Today – 13 December – is St.Lucia Day. It’s a cosy, candle-lit morning in the dark of winter, where children parade through the neighbourhood – or their schoolyard – dressed in white robes and carrying candles while they sing St Lucia’s song, a Neapolitan folk song. Leading the parade is the girl chosen to be St Lucia, wearing a wreath of candles around her head.
Svart senker natten seg
i stall og stuer.
Solen har gått sin vei,
Inn i vårt mørke hus
stiger med tente lys
Sancta Lucia, Sancta Lucia
St. Lucia was a 3rd century Sicilian martyr whose death day was 13 December. Up here, the St Lucia celebration is a relatively new tradition, beginning in Sweden in 1927, then spreading to the other Nordic countries.

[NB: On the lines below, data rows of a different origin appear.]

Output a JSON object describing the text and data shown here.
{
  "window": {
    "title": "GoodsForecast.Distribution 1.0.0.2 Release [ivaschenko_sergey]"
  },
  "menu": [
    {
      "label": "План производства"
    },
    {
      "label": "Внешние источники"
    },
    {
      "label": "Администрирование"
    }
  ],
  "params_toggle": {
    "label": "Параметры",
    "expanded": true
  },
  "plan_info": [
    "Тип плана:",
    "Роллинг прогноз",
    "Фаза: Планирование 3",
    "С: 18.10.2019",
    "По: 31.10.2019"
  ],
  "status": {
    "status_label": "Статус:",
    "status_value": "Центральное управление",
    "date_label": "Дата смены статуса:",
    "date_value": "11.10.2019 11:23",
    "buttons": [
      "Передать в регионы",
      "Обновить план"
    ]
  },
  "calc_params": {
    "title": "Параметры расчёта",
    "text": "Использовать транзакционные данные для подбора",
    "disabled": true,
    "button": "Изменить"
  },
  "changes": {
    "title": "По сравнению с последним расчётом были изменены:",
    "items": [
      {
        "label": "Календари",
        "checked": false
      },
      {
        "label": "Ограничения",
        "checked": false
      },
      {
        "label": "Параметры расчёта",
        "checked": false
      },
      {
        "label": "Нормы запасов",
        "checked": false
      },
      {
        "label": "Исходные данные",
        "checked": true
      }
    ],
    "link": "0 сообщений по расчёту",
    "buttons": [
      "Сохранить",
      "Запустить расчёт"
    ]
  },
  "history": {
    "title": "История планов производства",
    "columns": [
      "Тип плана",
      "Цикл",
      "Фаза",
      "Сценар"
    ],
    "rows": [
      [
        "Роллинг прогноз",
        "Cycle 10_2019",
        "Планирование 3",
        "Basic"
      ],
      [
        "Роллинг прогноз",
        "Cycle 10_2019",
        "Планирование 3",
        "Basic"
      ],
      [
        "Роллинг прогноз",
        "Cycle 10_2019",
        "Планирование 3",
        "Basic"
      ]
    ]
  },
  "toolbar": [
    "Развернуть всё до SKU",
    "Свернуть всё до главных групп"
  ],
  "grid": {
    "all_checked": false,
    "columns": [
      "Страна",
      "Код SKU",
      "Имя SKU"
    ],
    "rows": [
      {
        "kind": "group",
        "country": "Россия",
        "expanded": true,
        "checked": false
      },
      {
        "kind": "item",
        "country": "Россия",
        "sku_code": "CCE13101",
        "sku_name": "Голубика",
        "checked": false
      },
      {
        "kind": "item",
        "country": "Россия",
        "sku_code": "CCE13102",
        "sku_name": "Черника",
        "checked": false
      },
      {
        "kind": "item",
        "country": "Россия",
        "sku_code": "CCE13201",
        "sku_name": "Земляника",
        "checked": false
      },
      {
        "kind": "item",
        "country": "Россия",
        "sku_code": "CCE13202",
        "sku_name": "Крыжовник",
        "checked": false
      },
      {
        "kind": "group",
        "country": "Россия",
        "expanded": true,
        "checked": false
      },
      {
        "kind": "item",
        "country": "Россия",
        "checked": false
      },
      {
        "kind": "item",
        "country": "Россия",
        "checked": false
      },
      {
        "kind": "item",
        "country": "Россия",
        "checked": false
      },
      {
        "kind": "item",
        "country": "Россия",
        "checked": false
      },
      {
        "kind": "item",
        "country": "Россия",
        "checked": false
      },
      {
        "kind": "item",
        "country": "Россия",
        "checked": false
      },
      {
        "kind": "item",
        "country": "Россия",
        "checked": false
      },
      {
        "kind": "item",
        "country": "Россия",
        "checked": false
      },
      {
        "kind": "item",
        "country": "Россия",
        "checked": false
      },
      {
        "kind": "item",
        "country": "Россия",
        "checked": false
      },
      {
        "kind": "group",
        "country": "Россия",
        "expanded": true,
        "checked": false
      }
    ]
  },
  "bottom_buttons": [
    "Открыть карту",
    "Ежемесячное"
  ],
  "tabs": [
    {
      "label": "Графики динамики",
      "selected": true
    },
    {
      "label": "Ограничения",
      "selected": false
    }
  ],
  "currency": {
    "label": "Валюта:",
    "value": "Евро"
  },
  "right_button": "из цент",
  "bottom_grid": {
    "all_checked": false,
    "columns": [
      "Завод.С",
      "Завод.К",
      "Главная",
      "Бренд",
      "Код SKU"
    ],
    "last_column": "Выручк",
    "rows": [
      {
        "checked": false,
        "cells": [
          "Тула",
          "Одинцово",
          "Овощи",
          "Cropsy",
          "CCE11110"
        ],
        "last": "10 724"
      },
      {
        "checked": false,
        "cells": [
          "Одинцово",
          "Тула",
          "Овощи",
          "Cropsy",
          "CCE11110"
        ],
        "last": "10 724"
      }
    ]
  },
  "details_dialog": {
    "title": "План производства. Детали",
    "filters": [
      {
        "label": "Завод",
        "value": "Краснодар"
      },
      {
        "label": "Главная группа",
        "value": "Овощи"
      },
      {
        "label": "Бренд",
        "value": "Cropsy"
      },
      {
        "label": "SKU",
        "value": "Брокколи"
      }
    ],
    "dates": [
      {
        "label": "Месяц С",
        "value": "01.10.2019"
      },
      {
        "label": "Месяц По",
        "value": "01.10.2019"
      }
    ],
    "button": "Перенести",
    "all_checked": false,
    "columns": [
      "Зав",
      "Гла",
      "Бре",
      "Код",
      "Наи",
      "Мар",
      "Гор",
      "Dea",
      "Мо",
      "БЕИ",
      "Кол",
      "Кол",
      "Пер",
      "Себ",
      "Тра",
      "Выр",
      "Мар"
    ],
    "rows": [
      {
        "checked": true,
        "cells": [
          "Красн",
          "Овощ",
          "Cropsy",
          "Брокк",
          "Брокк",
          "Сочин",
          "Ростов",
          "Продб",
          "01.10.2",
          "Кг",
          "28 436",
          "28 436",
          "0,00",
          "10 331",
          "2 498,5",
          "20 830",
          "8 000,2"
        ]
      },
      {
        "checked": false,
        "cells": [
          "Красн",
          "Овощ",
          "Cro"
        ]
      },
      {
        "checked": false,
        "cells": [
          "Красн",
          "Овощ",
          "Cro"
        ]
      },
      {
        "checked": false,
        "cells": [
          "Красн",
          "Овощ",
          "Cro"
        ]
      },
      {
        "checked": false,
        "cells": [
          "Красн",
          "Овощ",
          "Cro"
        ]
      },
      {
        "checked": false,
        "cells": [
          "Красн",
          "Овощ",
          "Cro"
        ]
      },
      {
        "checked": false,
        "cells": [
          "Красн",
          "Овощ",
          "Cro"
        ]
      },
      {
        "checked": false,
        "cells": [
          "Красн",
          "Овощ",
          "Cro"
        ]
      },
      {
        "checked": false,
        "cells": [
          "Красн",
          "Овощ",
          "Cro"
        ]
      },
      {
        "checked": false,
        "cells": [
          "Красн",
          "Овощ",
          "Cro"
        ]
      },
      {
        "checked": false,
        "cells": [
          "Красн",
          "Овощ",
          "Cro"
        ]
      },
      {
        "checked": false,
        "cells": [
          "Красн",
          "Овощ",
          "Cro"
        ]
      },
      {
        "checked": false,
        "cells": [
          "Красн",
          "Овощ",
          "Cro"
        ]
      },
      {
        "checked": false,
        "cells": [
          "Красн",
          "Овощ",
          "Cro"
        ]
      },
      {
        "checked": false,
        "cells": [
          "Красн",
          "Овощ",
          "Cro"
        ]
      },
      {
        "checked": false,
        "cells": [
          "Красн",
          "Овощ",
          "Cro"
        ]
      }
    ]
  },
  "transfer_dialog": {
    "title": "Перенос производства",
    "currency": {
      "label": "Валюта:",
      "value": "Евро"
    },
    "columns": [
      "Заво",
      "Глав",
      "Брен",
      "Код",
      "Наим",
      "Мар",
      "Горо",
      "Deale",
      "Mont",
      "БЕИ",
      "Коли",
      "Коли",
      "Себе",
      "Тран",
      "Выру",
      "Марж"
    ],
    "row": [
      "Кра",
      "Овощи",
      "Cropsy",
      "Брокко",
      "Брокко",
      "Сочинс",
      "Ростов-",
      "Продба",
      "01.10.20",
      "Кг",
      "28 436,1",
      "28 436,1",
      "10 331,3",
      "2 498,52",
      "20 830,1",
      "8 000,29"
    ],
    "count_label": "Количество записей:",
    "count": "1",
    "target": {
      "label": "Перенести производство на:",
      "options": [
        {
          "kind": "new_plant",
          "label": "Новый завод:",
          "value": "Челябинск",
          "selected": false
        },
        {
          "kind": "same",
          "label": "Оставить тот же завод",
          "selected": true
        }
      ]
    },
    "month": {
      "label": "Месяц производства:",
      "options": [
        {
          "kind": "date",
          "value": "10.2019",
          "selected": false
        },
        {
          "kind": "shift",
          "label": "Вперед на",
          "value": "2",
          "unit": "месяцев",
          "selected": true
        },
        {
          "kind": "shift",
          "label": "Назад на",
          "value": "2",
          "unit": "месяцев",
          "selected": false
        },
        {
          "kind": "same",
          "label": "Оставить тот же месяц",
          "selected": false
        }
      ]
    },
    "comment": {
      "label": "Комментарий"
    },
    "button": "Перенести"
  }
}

Today, most every primary and pre-school celebrates St Lucia. When dropping the little ones off in the morning, parents stop for a while to watch the local St Lucia procession and hear the kids sing. After the performance, everyone has coffee and lussekatter (St Lucia buns), a delicious saffron-coloured pastry.
Lussekatt-photo by hepp/flickr’s Creative Commons
As a bonus this wintry Monday morning, here’s the recipe for lussekatter:
- Melt 150 g butter and mix with 1/2 l milk, then dissolve 75 g yeast in the mix.
- Whip 2 eggs and 2 dl sugar. Add this to the liquid mix.
- Add 1 teaspoon salt, 1 g saffron and about 1 kg flour to the mix and knead well.
- Cover the dough with cloth and let it rise for about 30 minutes.
- Knead some more, divide into s-shaped buns, decorate with raisins and leave them on the baking sheet to rise (covered in cloth) for another half hour.
- Decorate with raisins, then “paint” the buns with a mix of eggs and a little salt.
- Bake at 225 degrees C for 5-10 minutes.
Happy baking! And singing!